The journey to the other side means the loss of the self, at least temporarily, because it just weighs too much to go there. It’s too much baggage. Nirvana is that perpetual knowingness of the universe and its perfection. And then there’s all this—this abstraction, this life we lead, this play of war and peace and pleasure and pain and birth and growth and maturation and decay and death—the thing we call life and all beings call life, that’s so different from nirvana, yet it comes from it. How strange.

Wisdom is to see the difference between nirvana and this—this world, this self-reflection that the mind creates. To do that, obviously you have to know nirvana, to get to the other side. But wisdom is also to see that there’s no difference at all between nirvana and here, between samsara and nirvana. There’s only one seamless, perfect reality. Wisdom isn’t to know these words. Wisdom isn’t to have ideas or philosophies. Those are just thoughts. Wisdom is to be that—to be that perfect consciousness. That’s the greatest wisdom there is.

And then it’s good to know that you go on green, you slow down on yellow and you stop on red. The wisdom of enlightenment does not preclude practicality. Some people seem to think that wisdom does, and that if you’re enlightened somehow you are not in touch with life and the pulse of the physical. Au contraire. The more enlightened you are, the more basic you are. The higher you go, the deeper you become, and the more conscious you are of the physical and the sensorial.

The pure and perfect radiant light that you experience in the planes of light and the experience of going to the other side to nirvana clarifies and simplifies your view of all things, and you see the world with greater clarity, because it’s not obscured by personal desire, vanity, egotism and thought, by illusions. Human beings have illusions. The enlightened don’t have illusions, they just see things as they are, and in that seeing, they see ecstasy and joy. They see the play of life.

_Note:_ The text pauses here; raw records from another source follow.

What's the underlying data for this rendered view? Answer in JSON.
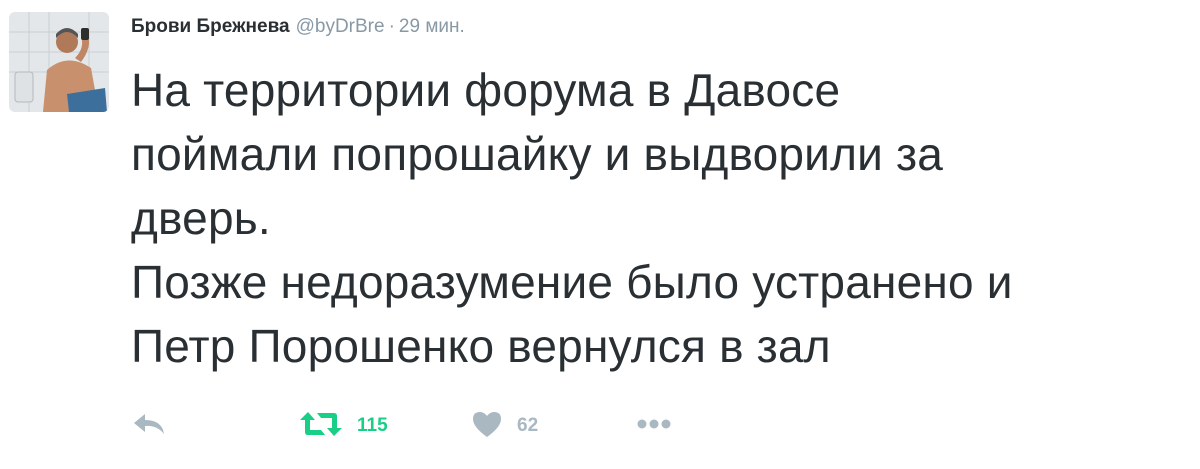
{
  "tweet": {
    "author": {
      "name": "Брови Брежнева",
      "handle": "@byDrBre",
      "separator": "·",
      "time": "29 мин."
    },
    "text_lines": [
      "На территории форума в Давосе",
      "поймали попрошайку и выдворили за",
      "дверь.",
      "Позже недоразумение было устранено и",
      "Петр Порошенко вернулся в зал"
    ],
    "actions": {
      "reply_icon": "reply-icon",
      "retweet_icon": "retweet-icon",
      "retweet_count": "115",
      "like_icon": "heart-icon",
      "like_count": "62",
      "more_icon": "more-icon"
    }
  },
  "colors": {
    "text": "#292f33",
    "muted": "#8899a6",
    "retweet_active": "#19cf86",
    "icon_gray": "#aab8c2"
  }
}
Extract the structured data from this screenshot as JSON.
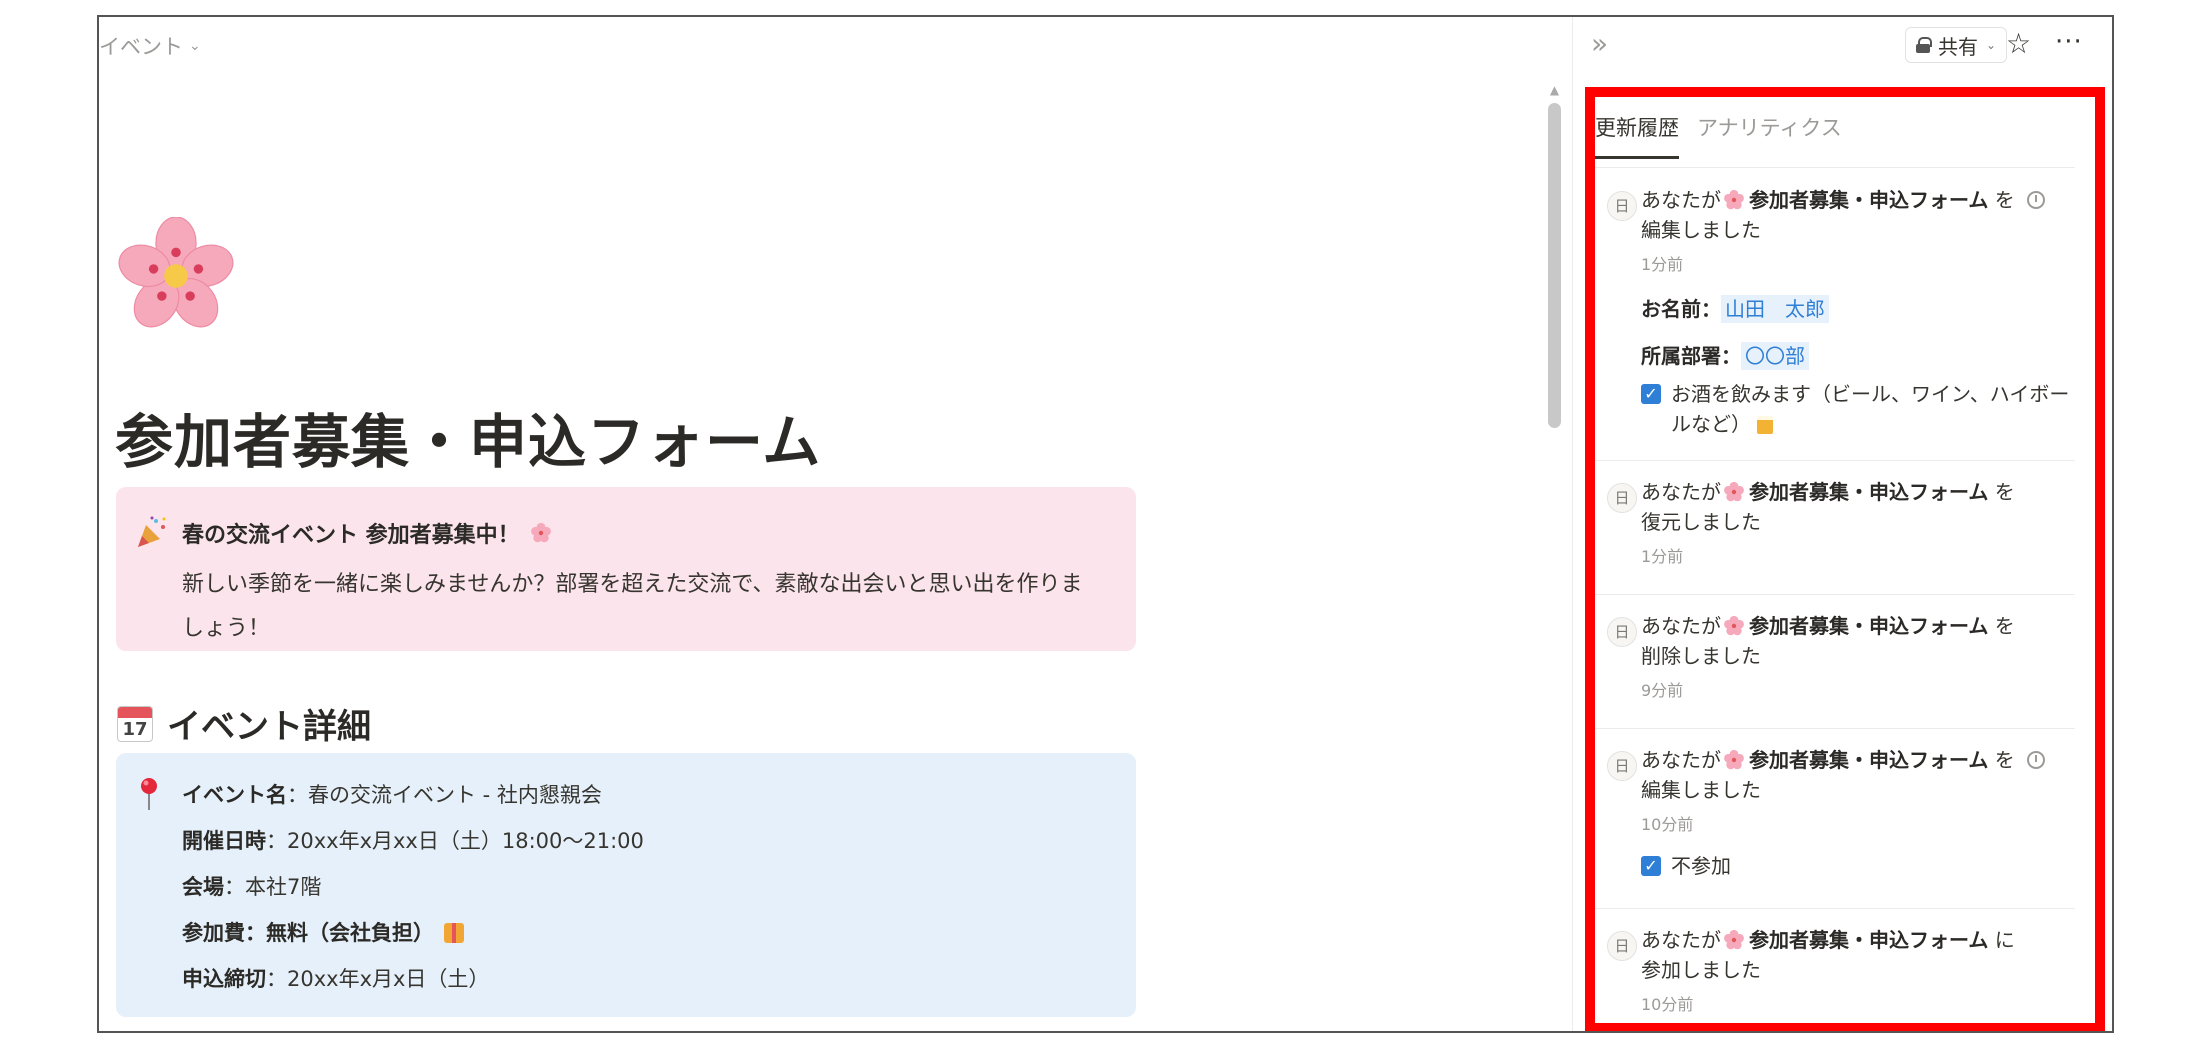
{
  "breadcrumb": {
    "label": "イベント"
  },
  "page": {
    "title": "参加者募集・申込フォーム"
  },
  "callout_pink": {
    "title": "春の交流イベント 参加者募集中！",
    "body": "新しい季節を一緒に楽しみませんか？部署を超えた交流で、素敵な出会いと思い出を作りましょう！"
  },
  "section": {
    "heading": "イベント詳細",
    "calendar_day": "17"
  },
  "details": [
    {
      "key": "イベント名",
      "sep": "：",
      "value": "春の交流イベント - 社内懇親会"
    },
    {
      "key": "開催日時",
      "sep": "：",
      "value": "20xx年x月xx日（土）18:00〜21:00"
    },
    {
      "key": "会場",
      "sep": "：",
      "value": "本社7階"
    },
    {
      "key": "参加費",
      "sep": "：",
      "value": "無料（会社負担）"
    },
    {
      "key": "申込締切",
      "sep": "：",
      "value": "20xx年x月x日（土）"
    }
  ],
  "side": {
    "share_label": "共有",
    "tabs": [
      {
        "label": "更新履歴"
      },
      {
        "label": "アナリティクス"
      }
    ],
    "entries": [
      {
        "avatar": "日",
        "prefix": "あなたが",
        "page": "参加者募集・申込フォーム",
        "action": "を編集しました",
        "time": "1分前"
      },
      {
        "avatar": "日",
        "prefix": "あなたが",
        "page": "参加者募集・申込フォーム",
        "action": "を復元しました",
        "time": "1分前"
      },
      {
        "avatar": "日",
        "prefix": "あなたが",
        "page": "参加者募集・申込フォーム",
        "action": "を削除しました",
        "time": "9分前"
      },
      {
        "avatar": "日",
        "prefix": "あなたが",
        "page": "参加者募集・申込フォーム",
        "action": "を編集しました",
        "time": "10分前"
      },
      {
        "avatar": "日",
        "prefix": "あなたが",
        "page": "参加者募集・申込フォーム",
        "action": "に参加しました",
        "time": "10分前"
      }
    ],
    "entry1_props": [
      {
        "key": "お名前：",
        "value": "山田　太郎"
      },
      {
        "key": "所属部署：",
        "value": "〇〇部"
      }
    ],
    "entry1_check": "お酒を飲みます（ビール、ワイン、ハイボールなど）",
    "entry4_check": "不参加"
  },
  "colors": {
    "accent": "#2f7fd6",
    "highlight": "#ff0000",
    "callout_pink": "#fbe4ec",
    "callout_blue": "#e5f0fa"
  }
}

Knowledge is, as I said, many things—the ability to love, the ability to feel, the ability to probe the depths and the heights of life. It’s the experience of the experiencer, and at the same time, it’s beyond that. So many types of knowledge, so much to explore. You know, so much enlightenment, so much time.

On your journey, try to remember that there is no end. That’s true knowledge. There is no final knowledge. There is no final enlightenment. That’s a very finite, human way of looking at things. It is a categorization that implies a hierarchical way of seeing things. Life is really relational, not hierarchical. Hierarchical is a human way of looking at things. Relational is much more the way things are. Things are relational. They depend upon each other. They influence each other. Everything is connected. Hierarchies are mental schemes. They usually involve good and bad, good and evil, better and worse, before and after, here and there and everywhere. And those are convenient ways to talk about things and to negotiate the physical world and sometimes the astral worlds to get through the day. But life is really relational.

True wisdom is to see and understand your relationship with the universe, with God, with infinity, and with all things both finite and infinite. When you gain that relational knowledge, then you’re wise. Then you’re more careful. Then you’re more kind because you see that there is no reason not to be. There’s no reason not to love. There’s no reason not to be joyous. There’s no reason not to celebrate because all of this means nothing—absolutely nothing. Why not be happy? Why not be free? Why not endeavor? It’s a happier way to be. If you’re truly wise, then you reflect the universe and you’re relational in your approach to things. You’re a mirror of infinity. That’s wisdom.